By Thomas Hirsch
The Just Transition discourse has its origin in the struggle of North American trade unions for programmes supporting workers who lost their jobs as a result of environmental protection policies in the 1970s and 1980s. Later, at the Rio+20 Summit in 2012, Just Transition was brought to the global level and linked with the sustainable development agenda. Mainly due to the efforts of the International Trade Union Confederation (ITUC), it was then also introduced into climate negotiations under the United Nations Framework Convention on Climate Change (UNFCCC) and ultimately anchored in the preamble to the Paris Agreement, thereby ensuring recognition for the legitimate interests of workers and communities exposed to restructuring and job losses in the process of transition to a low-carbon economy.
However, the justice discourse around climate change is much broader. A huge variety of groups claim justice for those most vulnerable to the adverse effects of climate change, justice in how the burdens and opportunities of the energy transition are shared, and justice towards nature and for future generations. These justice claims are partially overlapping. They relate to different domains of justice, i.e. structural, distributive and participatory justice. There is considerable coherence among different claim-holders for justice on underlying values, for instance “leave no one behind” or “rights-based”, but their Just Transition narratives and policy demands vary. The shared value base could serve as a starting point to build up alliances, a necessary step in order to achieve a Just Transition for everyone. The ongoing socio-ecological project of the German “Energiewende”, which started in the 1980s, may serve as an illustrative example.
In order to preserve a chance of remaining below 2°C, or ideally below 1.5°C, of global warming, it is imperative that greenhouse gas (GHG) emissions should peak, plateau and begin to decline by 2020, starting with the energy sector, where fast achievements are easiest. Without ambitious climate action, it will be impossible to achieve the Sustainable Development Goals (SDG), thereby inflicting even more injustice on people, especially in developing countries.
Acknowledging that circumstances differ from country to country, a one-size-fits-all just energy transition approach will not work.
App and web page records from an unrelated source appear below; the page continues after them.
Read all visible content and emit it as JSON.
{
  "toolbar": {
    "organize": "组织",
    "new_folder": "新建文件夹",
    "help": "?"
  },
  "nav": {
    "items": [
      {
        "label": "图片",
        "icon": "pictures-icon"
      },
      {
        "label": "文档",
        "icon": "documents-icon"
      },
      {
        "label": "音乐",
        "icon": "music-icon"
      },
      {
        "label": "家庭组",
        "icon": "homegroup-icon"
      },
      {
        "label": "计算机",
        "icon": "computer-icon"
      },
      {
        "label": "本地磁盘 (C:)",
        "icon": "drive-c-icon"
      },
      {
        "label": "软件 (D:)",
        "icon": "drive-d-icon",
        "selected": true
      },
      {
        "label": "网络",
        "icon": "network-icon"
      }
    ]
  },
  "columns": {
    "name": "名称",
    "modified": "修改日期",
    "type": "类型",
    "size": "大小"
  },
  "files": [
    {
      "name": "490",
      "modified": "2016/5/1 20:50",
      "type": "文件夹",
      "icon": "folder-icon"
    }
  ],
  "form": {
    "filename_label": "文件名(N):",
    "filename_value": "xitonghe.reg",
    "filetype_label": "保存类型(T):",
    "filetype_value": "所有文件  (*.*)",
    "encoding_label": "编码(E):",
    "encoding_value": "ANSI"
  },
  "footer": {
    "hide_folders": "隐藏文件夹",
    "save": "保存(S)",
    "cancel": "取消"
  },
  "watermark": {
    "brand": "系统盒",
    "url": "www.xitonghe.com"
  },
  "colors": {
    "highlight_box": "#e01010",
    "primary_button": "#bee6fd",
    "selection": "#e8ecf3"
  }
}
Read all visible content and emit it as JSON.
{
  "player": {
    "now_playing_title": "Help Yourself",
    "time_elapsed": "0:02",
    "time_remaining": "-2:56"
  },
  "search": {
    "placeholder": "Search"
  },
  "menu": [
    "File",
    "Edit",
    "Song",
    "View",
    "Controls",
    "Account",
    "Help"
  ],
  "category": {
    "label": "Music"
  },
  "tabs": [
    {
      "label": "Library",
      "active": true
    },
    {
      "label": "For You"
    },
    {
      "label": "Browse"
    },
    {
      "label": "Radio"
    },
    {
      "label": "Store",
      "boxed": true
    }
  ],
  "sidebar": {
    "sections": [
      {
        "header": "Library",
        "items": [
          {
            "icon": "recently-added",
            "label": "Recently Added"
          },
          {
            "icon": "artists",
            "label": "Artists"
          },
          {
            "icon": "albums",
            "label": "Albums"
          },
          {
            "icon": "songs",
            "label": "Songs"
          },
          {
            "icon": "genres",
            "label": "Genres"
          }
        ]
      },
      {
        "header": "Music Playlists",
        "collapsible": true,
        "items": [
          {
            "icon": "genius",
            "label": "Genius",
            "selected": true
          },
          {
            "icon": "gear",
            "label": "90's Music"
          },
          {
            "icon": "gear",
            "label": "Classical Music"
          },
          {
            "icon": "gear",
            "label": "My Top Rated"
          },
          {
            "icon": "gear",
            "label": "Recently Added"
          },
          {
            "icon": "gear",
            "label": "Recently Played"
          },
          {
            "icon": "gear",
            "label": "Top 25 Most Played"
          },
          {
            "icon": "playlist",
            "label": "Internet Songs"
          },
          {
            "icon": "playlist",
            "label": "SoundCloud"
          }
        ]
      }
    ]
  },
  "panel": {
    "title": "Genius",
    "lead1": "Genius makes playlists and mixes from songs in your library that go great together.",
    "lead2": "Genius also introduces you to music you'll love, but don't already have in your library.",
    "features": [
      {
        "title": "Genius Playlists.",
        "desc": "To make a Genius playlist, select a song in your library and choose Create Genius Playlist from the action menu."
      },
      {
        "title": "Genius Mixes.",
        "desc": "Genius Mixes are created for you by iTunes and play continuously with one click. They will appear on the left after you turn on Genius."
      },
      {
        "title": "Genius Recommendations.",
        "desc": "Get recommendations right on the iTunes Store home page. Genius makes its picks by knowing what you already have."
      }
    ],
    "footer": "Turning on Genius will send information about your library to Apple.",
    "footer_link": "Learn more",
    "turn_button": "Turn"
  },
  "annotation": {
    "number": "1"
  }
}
However, building on our research results for the study “Guiding Principles and Lessons Learnt for a Just Energy Transition in the Global South”, we came to the conclusion that a set of principles could be developed to serve as a reference framework for a just energy transition. They are designed to make justice applicable to energy transition processes in developing countries, which go beyond an abstract call for justice. They cover the climate, socioeconomic and political dimensions of the transition in a balanced way that reflects the legitimate justice claims of a wide range of stakeholders, thereby encouraging them to join forces for a just energy transition. Each of our eight principles is associated with a set of indicators. Through a points system, each country is given a score based on its compliance with these indicators, thereby enabling us to comparatively assess countries’ levels of justice in the energy transition. However, while we were able to develop a set of universal principles, it was more challenging to come up with a set of indicators that was relevant and adapted to different national contexts. This was further complicated by the variations in quality and availability of data for each country. We therefore stress that our approach should be seen as a first attempt to set up a just energy transition reference framework, and that further efforts will be needed to improve it.
We applied our reference framework to assess energy transitions in twelve countries of the Global South. Their respective scores show that justice concerns are gaining traction in the energy transition and that different countries adopt different approaches to justice. The scoring results indicate that most countries perform relatively better with regard to climate ambition, while they do less well when it comes to addressing the socio-economic justice concerns of the transition. The biggest justice gaps were identified with regard to its political dimension, i.e. in terms of participation, good governance and human rights.
Altogether, there remains a great deal of room for improvement to make the energy transition just. However, looking at the frontrunners, especially Costa Rica, may help to learn from each other. Building on the lessons learnt from our study, we advance the following recommendations:
- Just energy transition should be tackled in a twin-track approach by mainstreaming it through sectoral policies and by developing distinct Just Transition programmes;
- Climate and energy policies should take a pro-active approach on Just Transition;
- Just energy transition should become a core part of the social dialogue;
- Multi-stakeholder fora on just energy transition should be established;
- Human rights- and gender impact assessment should become part of climate and energy policies.
Thomas Hirsch (@Th_Hirsch) is the Founding Director of Climate & Development Advice, an international consultancy network specialized in climate and development policies. This story is based on the report “Guiding Principles & Lessons Learnt for a Just Energy Transition in the Global South” which was published in 2017 by Friedrich-Ebert-Foundation and Bread for the World and co-edited by Thomas Hirsch, Manuela Matthess and Joachim Fünfgelt.
This piece was originally posted on Just Transition(s).